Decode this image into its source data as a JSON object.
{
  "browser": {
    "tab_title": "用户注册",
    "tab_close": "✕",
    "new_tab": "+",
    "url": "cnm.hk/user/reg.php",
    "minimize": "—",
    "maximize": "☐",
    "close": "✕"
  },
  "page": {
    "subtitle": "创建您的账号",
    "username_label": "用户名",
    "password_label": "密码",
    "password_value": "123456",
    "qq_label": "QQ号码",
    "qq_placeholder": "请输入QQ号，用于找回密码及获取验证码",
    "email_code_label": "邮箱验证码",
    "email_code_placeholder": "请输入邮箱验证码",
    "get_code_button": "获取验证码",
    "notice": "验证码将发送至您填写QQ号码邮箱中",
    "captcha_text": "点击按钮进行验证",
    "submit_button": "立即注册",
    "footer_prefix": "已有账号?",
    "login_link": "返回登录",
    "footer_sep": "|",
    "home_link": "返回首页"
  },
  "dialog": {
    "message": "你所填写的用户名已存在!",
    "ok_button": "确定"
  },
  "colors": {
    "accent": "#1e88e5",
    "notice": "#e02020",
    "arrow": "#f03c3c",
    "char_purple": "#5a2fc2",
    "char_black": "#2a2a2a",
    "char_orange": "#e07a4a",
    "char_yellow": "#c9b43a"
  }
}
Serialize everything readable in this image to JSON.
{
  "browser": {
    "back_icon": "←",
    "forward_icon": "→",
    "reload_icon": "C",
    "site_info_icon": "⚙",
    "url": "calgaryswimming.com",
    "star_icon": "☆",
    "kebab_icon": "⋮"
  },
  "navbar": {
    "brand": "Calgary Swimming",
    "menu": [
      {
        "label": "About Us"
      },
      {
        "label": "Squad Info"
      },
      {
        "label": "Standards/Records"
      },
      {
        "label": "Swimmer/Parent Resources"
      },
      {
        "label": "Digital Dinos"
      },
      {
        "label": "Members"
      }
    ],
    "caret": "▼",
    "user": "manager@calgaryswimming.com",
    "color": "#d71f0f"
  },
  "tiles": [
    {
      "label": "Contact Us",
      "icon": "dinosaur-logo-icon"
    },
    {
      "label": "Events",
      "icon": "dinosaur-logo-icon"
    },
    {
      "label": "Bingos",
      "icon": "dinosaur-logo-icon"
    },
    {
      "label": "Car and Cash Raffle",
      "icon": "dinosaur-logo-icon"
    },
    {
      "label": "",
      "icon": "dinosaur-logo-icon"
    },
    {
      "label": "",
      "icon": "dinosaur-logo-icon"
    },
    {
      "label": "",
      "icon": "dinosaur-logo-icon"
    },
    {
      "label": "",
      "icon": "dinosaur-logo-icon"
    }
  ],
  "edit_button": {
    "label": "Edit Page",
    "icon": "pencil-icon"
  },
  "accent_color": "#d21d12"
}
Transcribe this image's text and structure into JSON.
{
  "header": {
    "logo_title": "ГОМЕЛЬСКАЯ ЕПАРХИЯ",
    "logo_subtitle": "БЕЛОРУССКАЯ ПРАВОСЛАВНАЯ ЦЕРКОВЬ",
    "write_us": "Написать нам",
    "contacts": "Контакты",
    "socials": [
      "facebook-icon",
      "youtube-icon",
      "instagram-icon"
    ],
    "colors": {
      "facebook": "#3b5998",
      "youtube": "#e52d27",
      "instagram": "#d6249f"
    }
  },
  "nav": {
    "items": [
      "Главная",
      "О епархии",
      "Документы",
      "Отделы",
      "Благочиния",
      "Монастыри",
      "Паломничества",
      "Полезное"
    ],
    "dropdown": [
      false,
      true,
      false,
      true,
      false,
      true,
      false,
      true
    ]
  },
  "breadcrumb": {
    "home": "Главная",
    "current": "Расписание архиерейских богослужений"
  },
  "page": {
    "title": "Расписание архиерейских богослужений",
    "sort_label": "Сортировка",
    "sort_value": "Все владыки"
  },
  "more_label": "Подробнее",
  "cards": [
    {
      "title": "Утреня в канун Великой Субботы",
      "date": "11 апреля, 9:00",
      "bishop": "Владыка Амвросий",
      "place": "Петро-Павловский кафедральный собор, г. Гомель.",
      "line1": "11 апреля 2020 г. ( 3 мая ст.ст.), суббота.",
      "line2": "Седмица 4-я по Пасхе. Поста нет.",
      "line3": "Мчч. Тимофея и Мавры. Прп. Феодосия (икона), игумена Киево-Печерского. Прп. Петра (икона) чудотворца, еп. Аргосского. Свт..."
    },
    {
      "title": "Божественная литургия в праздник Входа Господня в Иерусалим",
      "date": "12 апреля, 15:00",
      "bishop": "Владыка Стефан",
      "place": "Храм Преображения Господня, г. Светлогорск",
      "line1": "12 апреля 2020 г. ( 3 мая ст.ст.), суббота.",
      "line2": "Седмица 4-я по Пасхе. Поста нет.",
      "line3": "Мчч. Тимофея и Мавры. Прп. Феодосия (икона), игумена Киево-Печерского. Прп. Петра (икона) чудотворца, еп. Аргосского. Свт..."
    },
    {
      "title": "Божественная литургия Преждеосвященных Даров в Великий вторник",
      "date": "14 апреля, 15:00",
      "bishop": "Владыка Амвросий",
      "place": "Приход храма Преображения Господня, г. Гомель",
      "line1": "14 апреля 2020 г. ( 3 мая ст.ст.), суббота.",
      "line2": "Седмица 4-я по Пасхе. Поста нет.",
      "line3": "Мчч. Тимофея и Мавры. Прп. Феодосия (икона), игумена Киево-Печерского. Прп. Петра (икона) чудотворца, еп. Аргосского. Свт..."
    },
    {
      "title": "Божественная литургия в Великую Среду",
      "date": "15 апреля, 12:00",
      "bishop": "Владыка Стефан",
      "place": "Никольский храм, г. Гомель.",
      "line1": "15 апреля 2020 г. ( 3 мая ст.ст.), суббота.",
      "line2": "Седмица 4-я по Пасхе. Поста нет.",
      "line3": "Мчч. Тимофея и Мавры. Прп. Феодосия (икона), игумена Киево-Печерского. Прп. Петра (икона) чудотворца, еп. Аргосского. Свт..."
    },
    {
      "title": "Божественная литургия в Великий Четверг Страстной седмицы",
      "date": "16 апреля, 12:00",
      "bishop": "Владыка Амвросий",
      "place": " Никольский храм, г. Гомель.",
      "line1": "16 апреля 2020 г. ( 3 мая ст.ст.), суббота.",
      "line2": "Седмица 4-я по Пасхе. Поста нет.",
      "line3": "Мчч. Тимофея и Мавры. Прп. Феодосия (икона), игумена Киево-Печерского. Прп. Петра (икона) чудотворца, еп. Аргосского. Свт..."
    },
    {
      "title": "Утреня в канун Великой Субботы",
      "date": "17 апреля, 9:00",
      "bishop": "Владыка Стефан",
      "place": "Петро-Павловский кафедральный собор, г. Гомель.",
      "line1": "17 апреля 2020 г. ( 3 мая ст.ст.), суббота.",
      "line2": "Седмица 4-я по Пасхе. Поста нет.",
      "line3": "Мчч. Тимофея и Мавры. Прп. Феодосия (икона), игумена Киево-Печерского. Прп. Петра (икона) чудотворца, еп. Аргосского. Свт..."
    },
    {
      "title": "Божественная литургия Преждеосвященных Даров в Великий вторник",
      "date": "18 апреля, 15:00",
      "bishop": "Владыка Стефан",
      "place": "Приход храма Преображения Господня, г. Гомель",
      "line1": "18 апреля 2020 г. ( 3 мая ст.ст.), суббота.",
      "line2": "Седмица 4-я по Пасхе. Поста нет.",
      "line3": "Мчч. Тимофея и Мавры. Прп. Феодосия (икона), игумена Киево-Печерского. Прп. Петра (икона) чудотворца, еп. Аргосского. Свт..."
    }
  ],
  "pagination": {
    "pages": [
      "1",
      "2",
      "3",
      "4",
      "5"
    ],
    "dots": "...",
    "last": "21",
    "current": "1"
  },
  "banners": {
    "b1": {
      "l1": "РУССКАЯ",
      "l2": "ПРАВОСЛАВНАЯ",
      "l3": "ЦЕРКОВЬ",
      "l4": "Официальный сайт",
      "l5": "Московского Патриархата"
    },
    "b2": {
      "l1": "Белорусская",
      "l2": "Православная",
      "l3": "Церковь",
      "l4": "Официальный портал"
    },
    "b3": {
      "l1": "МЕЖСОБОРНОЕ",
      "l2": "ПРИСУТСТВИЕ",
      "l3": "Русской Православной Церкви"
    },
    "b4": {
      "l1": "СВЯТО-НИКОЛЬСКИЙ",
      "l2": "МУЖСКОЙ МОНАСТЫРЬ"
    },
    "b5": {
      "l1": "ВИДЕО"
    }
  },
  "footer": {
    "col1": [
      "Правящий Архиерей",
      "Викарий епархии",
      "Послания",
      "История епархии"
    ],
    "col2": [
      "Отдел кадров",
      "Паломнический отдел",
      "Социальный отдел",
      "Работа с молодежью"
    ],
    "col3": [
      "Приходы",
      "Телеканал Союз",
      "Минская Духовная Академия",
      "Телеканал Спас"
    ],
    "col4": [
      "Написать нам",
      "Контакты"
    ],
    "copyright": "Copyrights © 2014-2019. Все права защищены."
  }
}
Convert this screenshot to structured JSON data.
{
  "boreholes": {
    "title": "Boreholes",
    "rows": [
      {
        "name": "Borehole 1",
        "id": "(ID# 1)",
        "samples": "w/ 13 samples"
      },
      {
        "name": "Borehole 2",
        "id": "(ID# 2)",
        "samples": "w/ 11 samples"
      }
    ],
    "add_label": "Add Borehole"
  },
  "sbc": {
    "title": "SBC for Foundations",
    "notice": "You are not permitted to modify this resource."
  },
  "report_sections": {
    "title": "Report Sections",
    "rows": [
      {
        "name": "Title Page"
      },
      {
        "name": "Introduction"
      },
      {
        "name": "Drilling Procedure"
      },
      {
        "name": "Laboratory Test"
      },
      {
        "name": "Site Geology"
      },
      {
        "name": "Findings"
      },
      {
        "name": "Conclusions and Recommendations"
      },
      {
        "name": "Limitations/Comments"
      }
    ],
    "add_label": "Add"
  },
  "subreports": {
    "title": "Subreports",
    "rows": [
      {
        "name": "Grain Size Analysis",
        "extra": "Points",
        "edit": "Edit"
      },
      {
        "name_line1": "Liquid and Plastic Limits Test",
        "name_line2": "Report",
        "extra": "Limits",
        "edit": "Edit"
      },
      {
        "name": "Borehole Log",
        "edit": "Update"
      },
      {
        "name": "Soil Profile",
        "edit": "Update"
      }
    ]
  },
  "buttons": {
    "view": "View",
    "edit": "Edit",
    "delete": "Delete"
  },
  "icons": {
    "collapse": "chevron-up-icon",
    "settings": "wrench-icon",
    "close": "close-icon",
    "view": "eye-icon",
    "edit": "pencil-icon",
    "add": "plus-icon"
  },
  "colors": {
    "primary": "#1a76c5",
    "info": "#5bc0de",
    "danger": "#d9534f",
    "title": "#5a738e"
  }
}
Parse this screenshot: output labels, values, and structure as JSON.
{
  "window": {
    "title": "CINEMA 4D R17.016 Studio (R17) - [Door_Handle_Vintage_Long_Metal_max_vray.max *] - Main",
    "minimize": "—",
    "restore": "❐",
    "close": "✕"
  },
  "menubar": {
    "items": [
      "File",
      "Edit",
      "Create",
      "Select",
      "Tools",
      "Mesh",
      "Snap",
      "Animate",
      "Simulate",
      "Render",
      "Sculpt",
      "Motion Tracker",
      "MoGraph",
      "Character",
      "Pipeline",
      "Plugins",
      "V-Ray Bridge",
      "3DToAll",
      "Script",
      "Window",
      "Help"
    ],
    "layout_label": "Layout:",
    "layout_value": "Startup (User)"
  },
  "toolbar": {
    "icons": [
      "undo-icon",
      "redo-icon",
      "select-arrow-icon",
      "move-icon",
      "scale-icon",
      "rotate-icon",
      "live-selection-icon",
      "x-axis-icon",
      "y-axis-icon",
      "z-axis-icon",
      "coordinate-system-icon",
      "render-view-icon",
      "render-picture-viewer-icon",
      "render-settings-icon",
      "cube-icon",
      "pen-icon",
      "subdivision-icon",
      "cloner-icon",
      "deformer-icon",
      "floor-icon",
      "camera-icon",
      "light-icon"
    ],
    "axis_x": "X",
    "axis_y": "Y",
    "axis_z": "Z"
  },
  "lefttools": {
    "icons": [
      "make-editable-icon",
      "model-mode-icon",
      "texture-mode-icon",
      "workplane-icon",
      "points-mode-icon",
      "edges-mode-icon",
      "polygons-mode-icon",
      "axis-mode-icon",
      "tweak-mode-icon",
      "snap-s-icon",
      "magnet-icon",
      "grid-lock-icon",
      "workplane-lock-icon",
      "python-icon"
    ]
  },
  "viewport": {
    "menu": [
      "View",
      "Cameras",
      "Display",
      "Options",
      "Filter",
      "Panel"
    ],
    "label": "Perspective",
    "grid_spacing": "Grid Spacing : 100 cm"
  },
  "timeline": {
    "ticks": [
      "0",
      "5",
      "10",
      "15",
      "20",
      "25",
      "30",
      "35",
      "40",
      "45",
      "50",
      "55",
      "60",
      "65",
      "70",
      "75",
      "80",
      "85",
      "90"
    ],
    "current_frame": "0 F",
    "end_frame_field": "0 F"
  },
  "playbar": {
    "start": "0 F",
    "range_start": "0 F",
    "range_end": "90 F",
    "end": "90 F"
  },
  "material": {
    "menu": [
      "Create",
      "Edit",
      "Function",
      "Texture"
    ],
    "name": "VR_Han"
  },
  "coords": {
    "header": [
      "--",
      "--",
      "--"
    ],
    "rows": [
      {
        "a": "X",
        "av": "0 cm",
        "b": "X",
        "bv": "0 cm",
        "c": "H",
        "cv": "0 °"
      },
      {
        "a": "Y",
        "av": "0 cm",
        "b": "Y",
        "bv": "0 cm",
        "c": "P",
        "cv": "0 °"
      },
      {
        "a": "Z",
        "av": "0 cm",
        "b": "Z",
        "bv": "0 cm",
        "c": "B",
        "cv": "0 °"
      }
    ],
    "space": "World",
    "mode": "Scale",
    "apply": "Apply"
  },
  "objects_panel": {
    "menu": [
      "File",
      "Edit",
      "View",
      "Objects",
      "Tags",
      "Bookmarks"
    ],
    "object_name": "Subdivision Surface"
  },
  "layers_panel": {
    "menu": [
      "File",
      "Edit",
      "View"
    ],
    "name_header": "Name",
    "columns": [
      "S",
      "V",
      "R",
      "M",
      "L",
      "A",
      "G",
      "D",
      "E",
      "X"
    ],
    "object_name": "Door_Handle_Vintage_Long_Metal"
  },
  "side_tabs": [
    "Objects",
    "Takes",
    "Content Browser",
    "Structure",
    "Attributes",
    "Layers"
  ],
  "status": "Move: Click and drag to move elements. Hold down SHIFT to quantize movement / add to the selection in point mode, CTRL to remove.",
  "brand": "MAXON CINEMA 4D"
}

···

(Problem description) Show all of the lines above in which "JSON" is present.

(Answer area)
Decode this image into its source data as a JSON object.
Serialize everything readable in this image to JSON.
Transcribe this image's text and structure into JSON.
Convert this screenshot to structured JSON data.
Parse this screenshot: output labels, values, and structure as JSON.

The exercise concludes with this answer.